Excerpts from an interface dataset:
*** Block opens ***
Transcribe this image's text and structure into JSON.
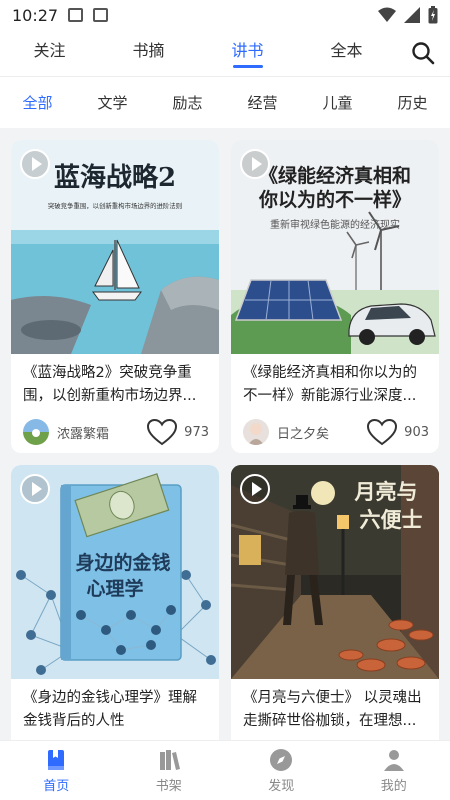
{
  "status": {
    "time": "10:27"
  },
  "top_tabs": [
    {
      "label": "关注"
    },
    {
      "label": "书摘"
    },
    {
      "label": "讲书"
    },
    {
      "label": "全本"
    }
  ],
  "categories": [
    {
      "label": "全部"
    },
    {
      "label": "文学"
    },
    {
      "label": "励志"
    },
    {
      "label": "经营"
    },
    {
      "label": "儿童"
    },
    {
      "label": "历史"
    }
  ],
  "cards": [
    {
      "cover_title": "蓝海战略2",
      "cover_subtitle": "突破竞争重围，以创新重构市场边界的进阶法则",
      "title": "《蓝海战略2》突破竞争重围，以创新重构市场边界...",
      "author": "浓露繁霜",
      "likes": "973"
    },
    {
      "cover_title_line1": "《绿能经济真相和",
      "cover_title_line2": "你以为的不一样》",
      "cover_subtitle": "重新审视绿色能源的经济现实",
      "title": "《绿能经济真相和你以为的不一样》新能源行业深度...",
      "author": "日之夕矣",
      "likes": "903"
    },
    {
      "cover_title_line1": "身边的金钱",
      "cover_title_line2": "心理学",
      "title": "《身边的金钱心理学》理解金钱背后的人性",
      "author": "",
      "likes": ""
    },
    {
      "cover_title_line1": "月亮与",
      "cover_title_line2": "六便士",
      "title": "《月亮与六便士》 以灵魂出走撕碎世俗枷锁，在理想...",
      "author": "",
      "likes": ""
    }
  ],
  "bottom_nav": [
    {
      "label": "首页"
    },
    {
      "label": "书架"
    },
    {
      "label": "发现"
    },
    {
      "label": "我的"
    }
  ],
  "colors": {
    "accent": "#2f6bff",
    "inactive": "#888888"
  }
}
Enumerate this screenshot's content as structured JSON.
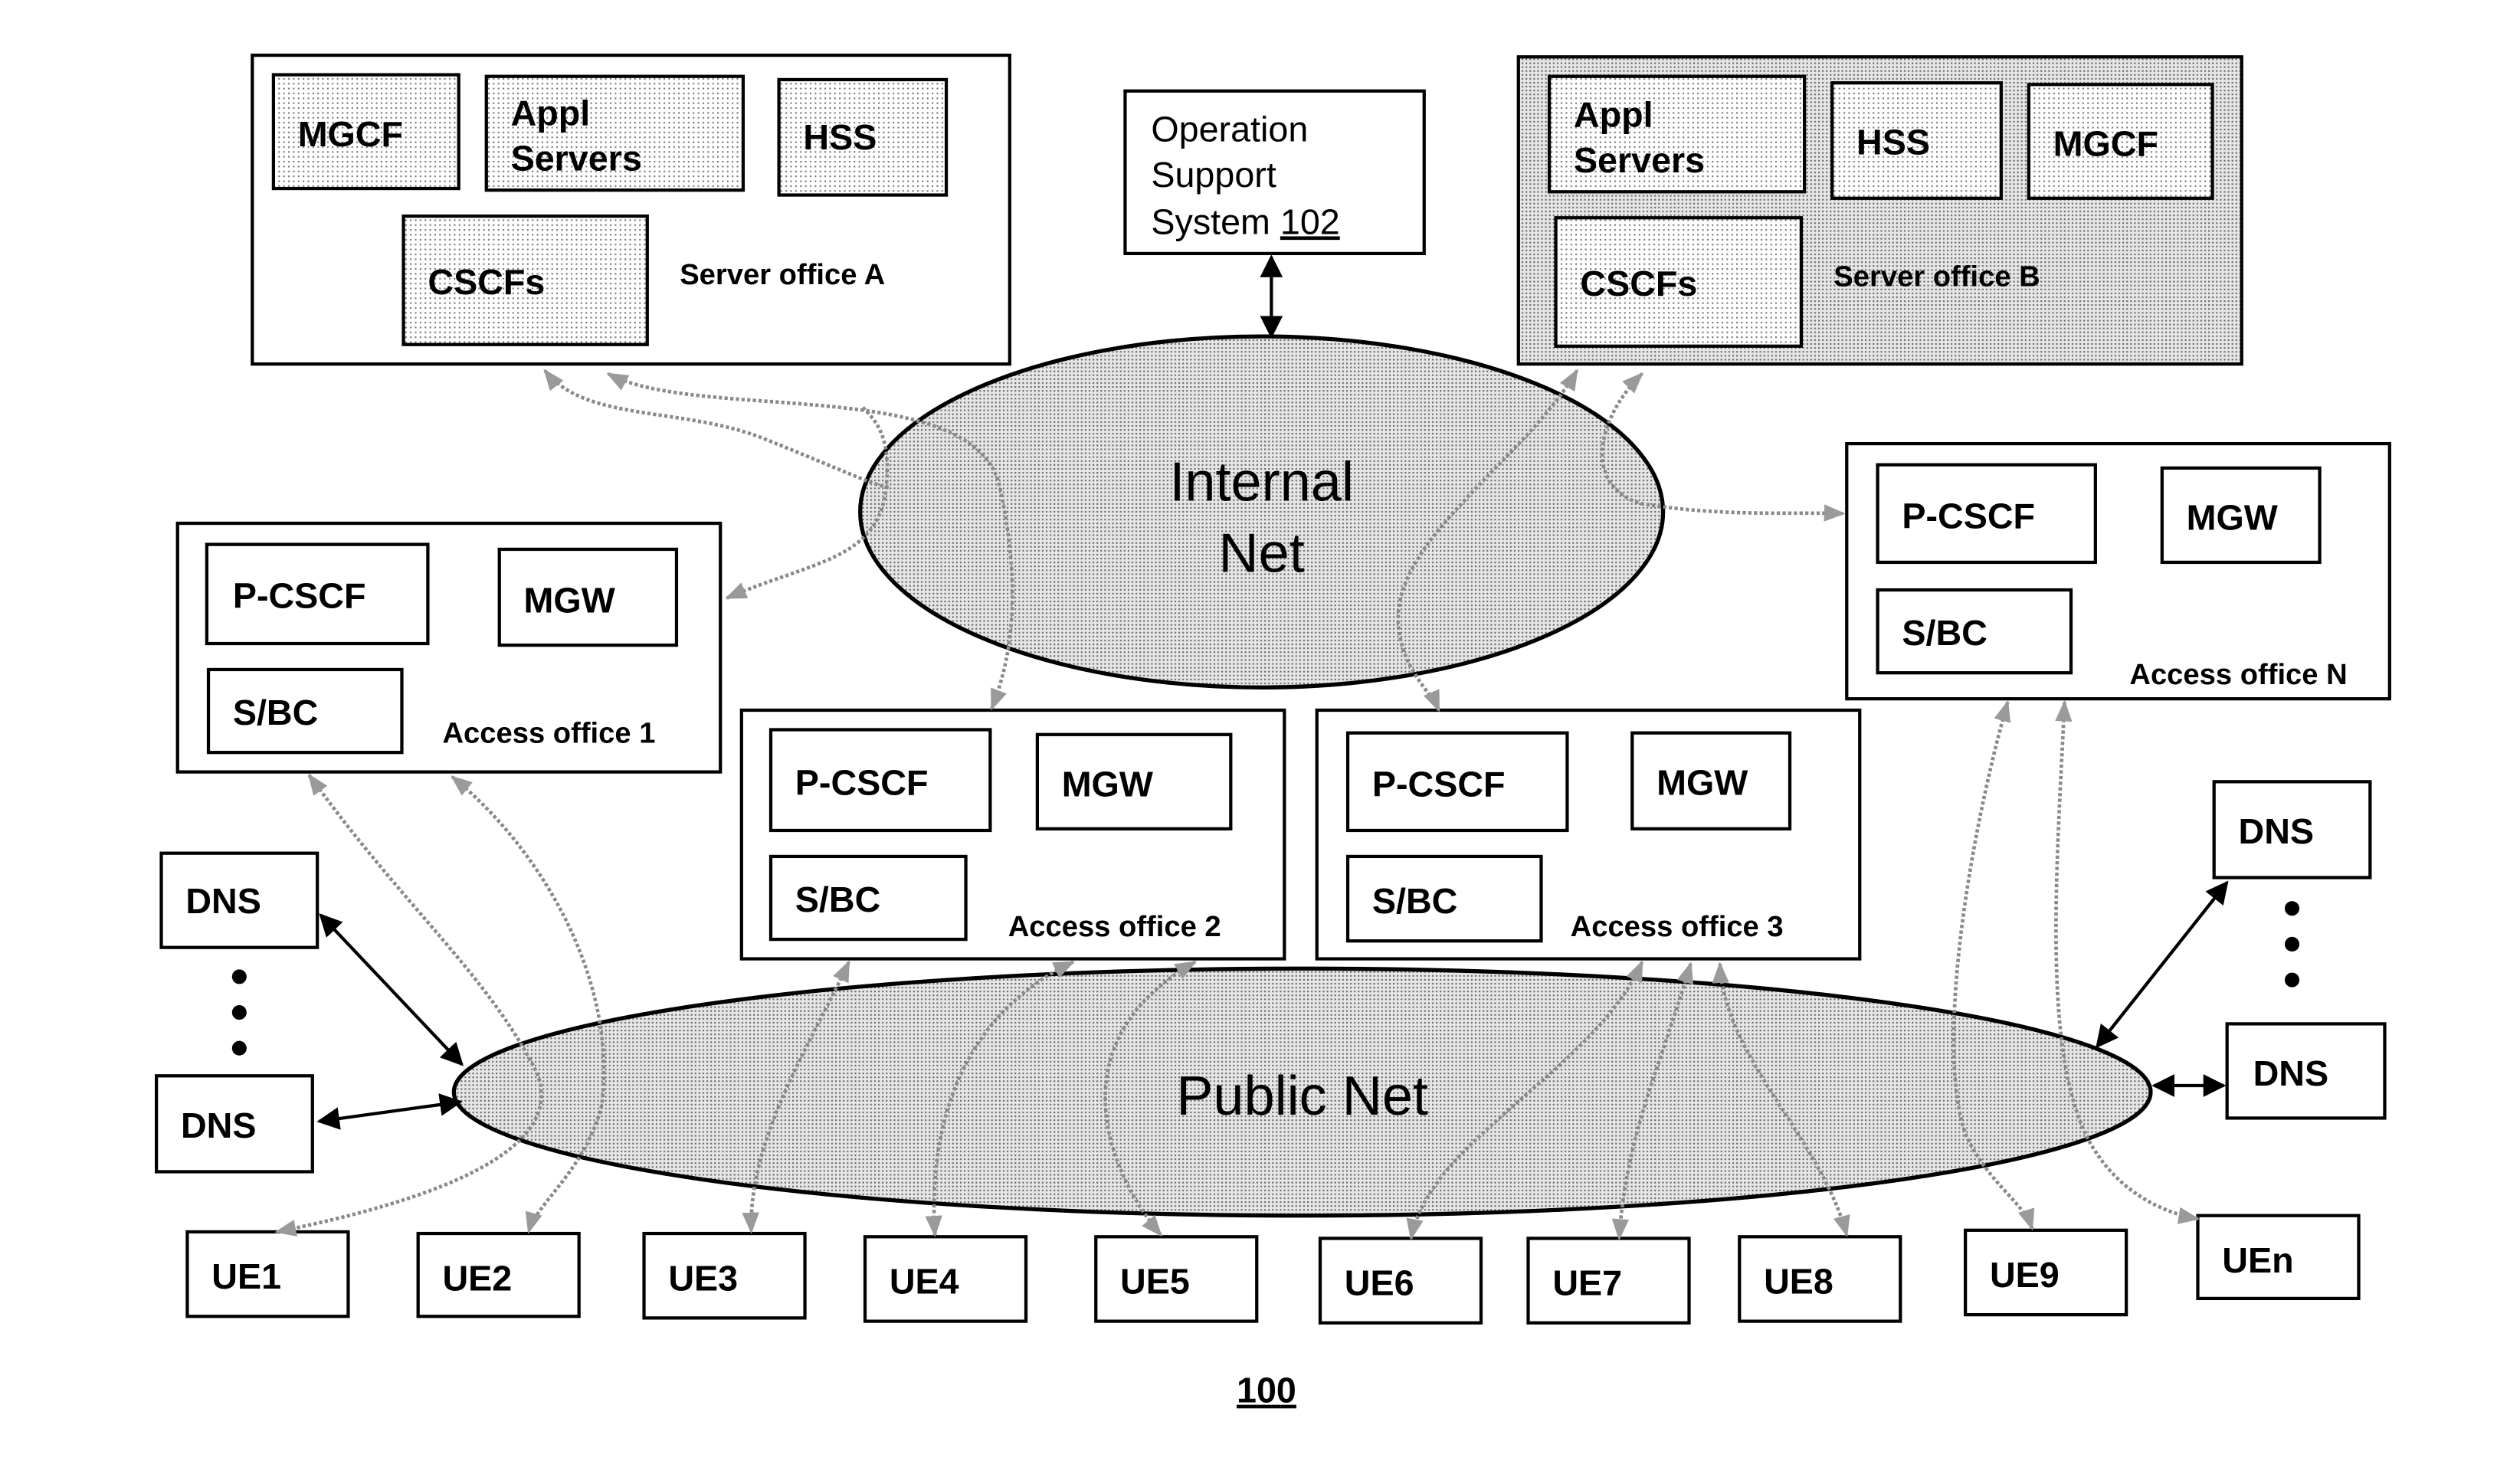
{
  "figure_number": "100",
  "server_office_a": {
    "label": "Server office A",
    "components": {
      "mgcf": "MGCF",
      "appl_line1": "Appl",
      "appl_line2": "Servers",
      "hss": "HSS",
      "cscfs": "CSCFs"
    }
  },
  "server_office_b": {
    "label": "Server office B",
    "components": {
      "appl_line1": "Appl",
      "appl_line2": "Servers",
      "hss": "HSS",
      "mgcf": "MGCF",
      "cscfs": "CSCFs"
    }
  },
  "oss": {
    "line1": "Operation",
    "line2": "Support",
    "line3_prefix": "System ",
    "ref": "102"
  },
  "internal_net": {
    "line1": "Internal",
    "line2": "Net"
  },
  "public_net": {
    "label": "Public Net"
  },
  "access_offices": [
    {
      "label": "Access office 1",
      "pcscf": "P-CSCF",
      "mgw": "MGW",
      "sbc": "S/BC"
    },
    {
      "label": "Access office 2",
      "pcscf": "P-CSCF",
      "mgw": "MGW",
      "sbc": "S/BC"
    },
    {
      "label": "Access office 3",
      "pcscf": "P-CSCF",
      "mgw": "MGW",
      "sbc": "S/BC"
    },
    {
      "label": "Access office N",
      "pcscf": "P-CSCF",
      "mgw": "MGW",
      "sbc": "S/BC"
    }
  ],
  "dns": {
    "left_top": "DNS",
    "left_bottom": "DNS",
    "right_top": "DNS",
    "right_bottom": "DNS"
  },
  "ues": [
    "UE1",
    "UE2",
    "UE3",
    "UE4",
    "UE5",
    "UE6",
    "UE7",
    "UE8",
    "UE9",
    "UEn"
  ]
}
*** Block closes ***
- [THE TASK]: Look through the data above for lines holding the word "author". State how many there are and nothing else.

- [WRITTEN ANSWER]: 4